- **DESCRIPTION OF THE TASK**
Show all lines from the records below in which the string "replies" is present.

Collected data
--- START ---
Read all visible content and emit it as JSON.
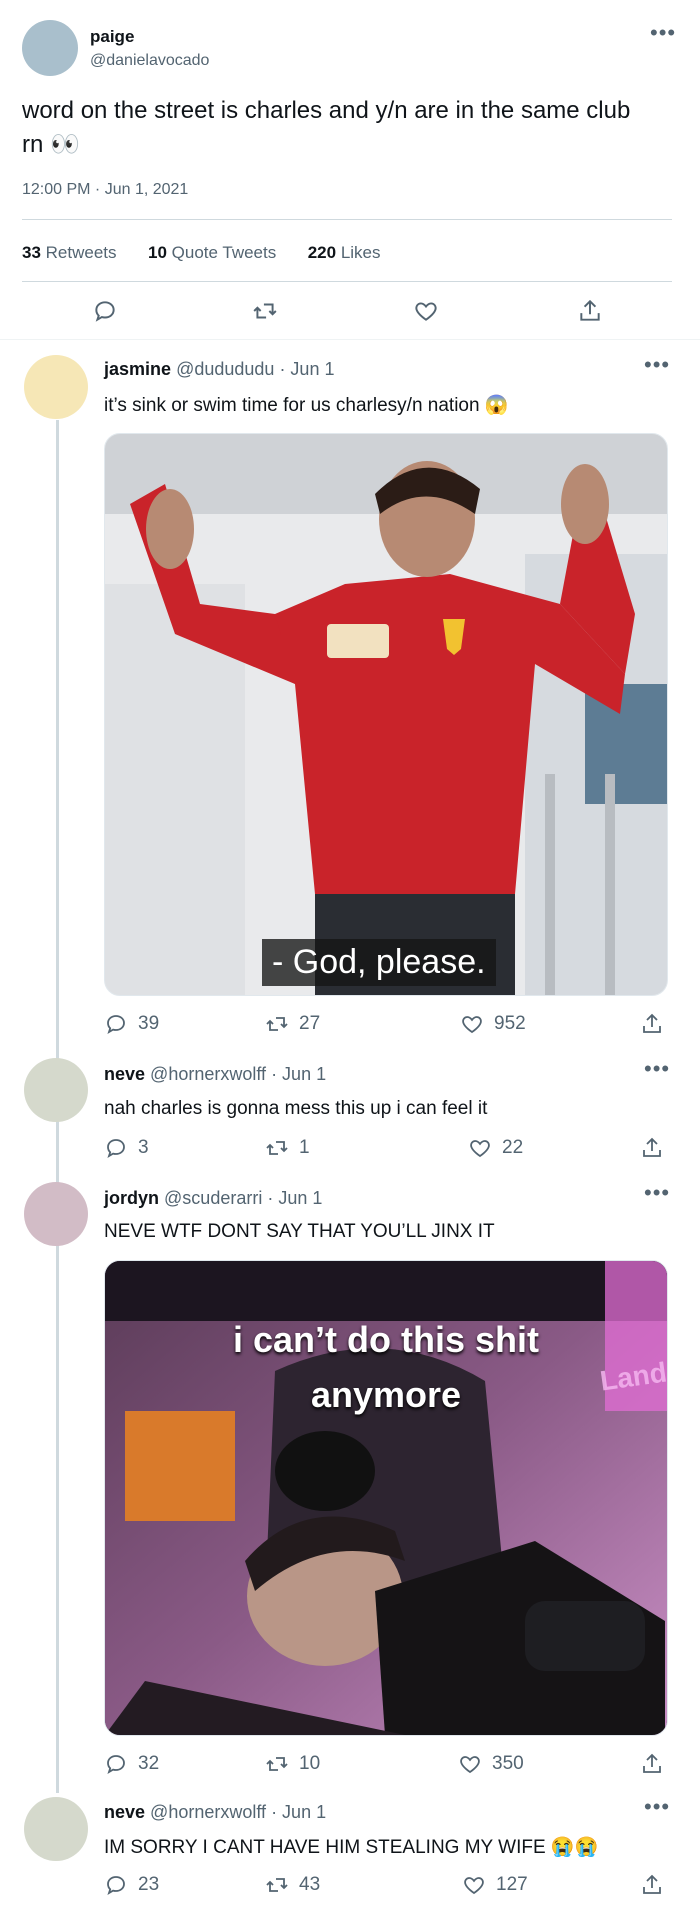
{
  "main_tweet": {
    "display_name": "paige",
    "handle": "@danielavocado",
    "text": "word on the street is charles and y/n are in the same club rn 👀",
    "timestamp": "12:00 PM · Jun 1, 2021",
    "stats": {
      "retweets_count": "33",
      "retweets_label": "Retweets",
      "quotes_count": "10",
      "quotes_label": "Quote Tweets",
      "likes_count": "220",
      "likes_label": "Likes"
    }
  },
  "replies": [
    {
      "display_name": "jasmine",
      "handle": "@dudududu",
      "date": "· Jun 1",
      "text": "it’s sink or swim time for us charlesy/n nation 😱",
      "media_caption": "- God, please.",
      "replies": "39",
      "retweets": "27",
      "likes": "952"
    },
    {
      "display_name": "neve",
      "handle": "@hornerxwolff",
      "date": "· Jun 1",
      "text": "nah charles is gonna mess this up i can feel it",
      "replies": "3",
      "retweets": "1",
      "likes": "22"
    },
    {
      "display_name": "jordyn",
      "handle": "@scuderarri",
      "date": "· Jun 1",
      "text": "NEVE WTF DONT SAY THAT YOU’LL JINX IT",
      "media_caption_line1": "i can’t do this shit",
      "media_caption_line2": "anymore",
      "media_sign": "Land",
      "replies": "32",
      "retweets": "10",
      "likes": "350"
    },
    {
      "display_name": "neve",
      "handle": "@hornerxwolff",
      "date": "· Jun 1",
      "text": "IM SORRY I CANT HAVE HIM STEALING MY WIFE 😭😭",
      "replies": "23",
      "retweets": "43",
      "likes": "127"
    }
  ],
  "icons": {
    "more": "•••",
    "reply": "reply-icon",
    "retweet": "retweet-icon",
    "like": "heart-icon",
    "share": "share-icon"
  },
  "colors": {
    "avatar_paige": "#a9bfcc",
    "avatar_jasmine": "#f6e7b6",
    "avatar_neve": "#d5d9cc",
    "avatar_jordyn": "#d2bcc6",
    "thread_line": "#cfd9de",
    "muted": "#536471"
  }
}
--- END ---
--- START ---
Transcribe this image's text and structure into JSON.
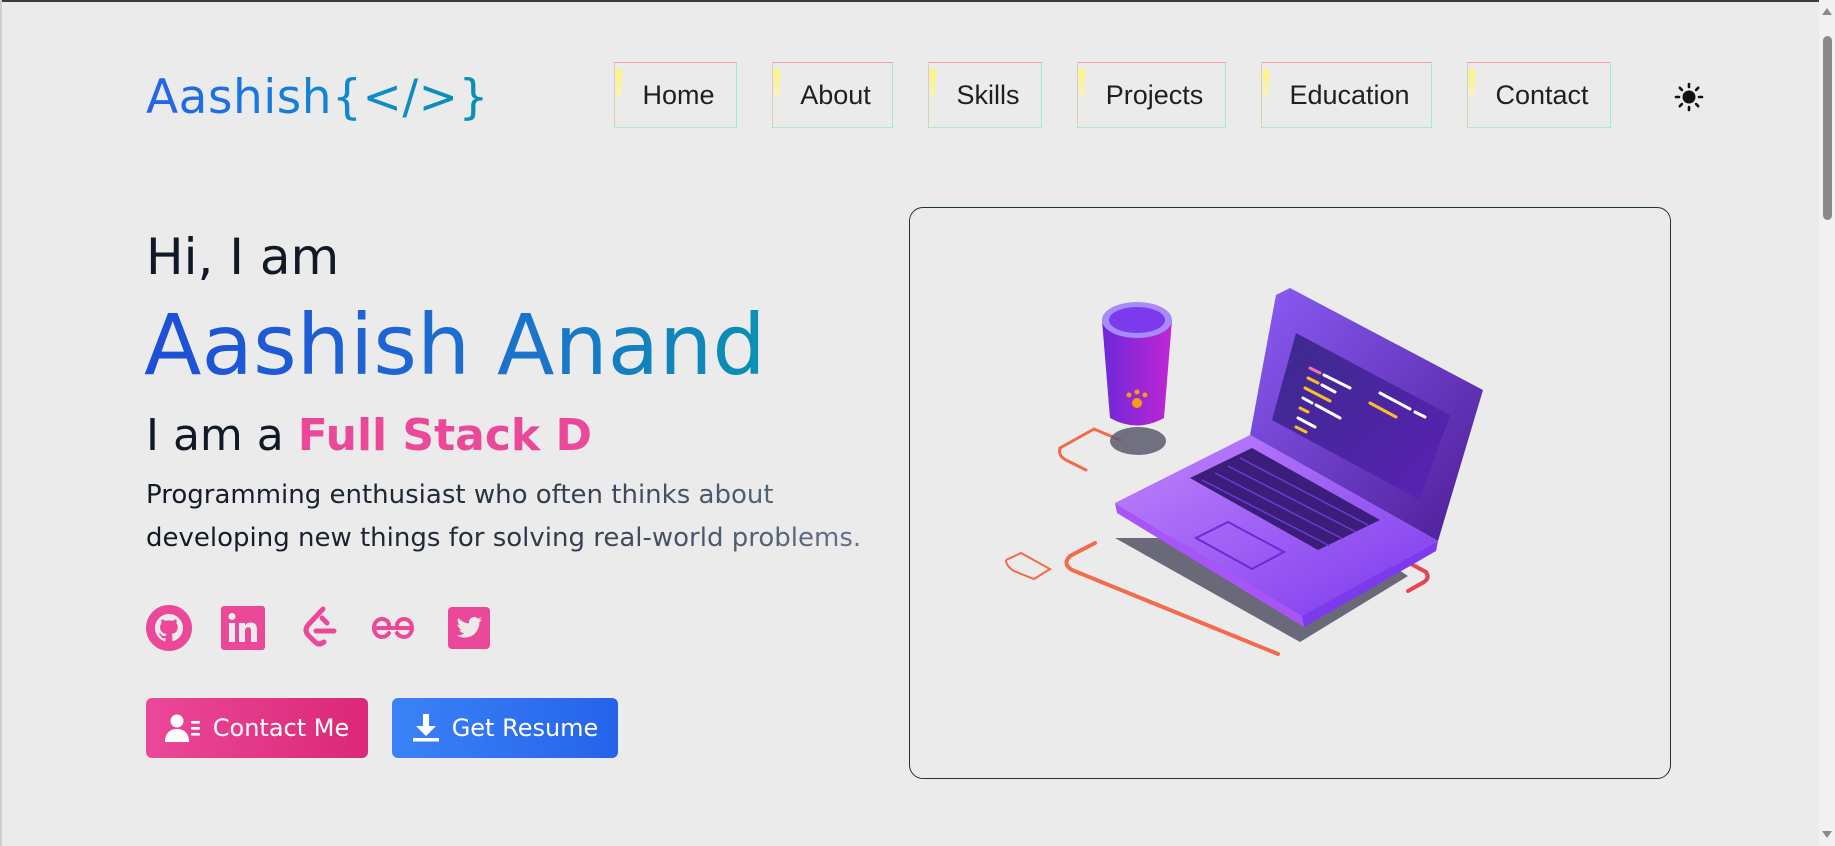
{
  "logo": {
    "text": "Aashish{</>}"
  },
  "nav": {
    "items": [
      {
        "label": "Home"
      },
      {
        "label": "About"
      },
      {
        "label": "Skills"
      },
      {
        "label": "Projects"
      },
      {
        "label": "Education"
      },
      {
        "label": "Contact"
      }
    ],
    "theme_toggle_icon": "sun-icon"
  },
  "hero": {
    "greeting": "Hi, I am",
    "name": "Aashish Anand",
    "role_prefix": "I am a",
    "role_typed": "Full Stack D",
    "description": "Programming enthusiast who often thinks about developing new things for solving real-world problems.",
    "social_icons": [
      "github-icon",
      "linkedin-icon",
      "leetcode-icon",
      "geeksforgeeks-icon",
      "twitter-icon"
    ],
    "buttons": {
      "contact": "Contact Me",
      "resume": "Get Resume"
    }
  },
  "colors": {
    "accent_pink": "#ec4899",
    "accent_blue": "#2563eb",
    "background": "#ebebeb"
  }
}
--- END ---
- **TASK ANSWER**
  "replies": [
      "replies": "39",
      "replies": "3",
      "replies": "32",
      "replies": "23",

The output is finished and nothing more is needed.